Extracted records
────────────────

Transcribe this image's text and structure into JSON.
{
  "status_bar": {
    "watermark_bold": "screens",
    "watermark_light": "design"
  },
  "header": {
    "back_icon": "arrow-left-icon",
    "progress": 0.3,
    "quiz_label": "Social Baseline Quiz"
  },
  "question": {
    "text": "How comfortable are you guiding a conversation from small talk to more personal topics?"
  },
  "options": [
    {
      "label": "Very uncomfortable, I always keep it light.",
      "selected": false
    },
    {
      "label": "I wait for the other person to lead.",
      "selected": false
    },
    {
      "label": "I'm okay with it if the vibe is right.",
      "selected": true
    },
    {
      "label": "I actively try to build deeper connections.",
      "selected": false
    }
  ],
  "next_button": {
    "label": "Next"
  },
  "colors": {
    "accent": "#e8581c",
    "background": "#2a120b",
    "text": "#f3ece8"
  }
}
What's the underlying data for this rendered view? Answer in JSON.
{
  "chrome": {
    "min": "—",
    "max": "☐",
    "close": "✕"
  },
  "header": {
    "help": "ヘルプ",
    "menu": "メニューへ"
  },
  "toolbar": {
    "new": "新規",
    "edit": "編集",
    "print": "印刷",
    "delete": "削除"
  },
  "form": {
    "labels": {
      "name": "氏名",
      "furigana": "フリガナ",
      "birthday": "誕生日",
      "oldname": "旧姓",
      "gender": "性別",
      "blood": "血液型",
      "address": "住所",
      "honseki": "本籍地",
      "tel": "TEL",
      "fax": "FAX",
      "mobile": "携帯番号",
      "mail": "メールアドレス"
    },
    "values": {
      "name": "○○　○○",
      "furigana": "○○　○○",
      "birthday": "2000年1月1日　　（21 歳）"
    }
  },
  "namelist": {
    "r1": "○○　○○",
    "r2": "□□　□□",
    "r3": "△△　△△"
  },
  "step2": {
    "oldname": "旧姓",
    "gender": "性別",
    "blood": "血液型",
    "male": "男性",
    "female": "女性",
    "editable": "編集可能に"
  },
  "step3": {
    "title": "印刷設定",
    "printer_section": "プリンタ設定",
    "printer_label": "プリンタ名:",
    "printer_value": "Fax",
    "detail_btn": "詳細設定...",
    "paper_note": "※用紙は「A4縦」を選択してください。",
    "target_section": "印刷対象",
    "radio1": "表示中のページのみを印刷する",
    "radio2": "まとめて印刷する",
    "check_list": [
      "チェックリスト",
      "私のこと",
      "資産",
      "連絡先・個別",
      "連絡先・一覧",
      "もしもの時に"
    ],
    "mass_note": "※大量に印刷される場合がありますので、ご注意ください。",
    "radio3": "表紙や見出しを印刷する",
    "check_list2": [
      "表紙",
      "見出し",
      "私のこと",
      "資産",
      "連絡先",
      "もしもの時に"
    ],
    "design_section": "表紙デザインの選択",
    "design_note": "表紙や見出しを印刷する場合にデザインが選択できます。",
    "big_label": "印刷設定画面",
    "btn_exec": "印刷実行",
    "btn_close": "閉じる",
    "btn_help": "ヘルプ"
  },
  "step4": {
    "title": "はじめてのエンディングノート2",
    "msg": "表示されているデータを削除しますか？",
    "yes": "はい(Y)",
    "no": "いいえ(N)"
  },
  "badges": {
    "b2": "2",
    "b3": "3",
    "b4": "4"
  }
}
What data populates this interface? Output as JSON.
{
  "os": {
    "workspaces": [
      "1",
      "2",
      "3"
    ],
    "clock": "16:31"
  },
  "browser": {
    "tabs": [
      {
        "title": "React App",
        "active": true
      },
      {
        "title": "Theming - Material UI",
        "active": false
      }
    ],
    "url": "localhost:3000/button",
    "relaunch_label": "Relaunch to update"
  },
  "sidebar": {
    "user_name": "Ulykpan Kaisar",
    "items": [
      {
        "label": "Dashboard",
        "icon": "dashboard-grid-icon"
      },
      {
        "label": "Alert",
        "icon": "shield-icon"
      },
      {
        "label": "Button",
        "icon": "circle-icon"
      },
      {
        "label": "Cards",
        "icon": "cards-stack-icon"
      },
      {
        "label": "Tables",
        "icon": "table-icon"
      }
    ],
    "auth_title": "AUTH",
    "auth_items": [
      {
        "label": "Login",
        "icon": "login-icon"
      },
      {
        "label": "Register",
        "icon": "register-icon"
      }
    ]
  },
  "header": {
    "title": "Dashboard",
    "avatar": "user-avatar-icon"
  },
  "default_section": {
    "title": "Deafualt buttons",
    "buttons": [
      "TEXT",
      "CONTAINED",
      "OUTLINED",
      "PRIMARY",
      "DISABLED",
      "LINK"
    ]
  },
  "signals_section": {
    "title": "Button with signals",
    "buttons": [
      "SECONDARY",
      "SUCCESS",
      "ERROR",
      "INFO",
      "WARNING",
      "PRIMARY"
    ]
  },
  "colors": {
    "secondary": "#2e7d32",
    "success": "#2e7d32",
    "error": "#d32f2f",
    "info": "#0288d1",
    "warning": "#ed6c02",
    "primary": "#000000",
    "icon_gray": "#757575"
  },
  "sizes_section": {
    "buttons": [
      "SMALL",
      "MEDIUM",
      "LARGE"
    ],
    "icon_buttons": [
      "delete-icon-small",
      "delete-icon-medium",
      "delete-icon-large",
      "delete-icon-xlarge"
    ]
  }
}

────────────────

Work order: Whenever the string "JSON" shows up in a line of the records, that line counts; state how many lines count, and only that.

Task response: 3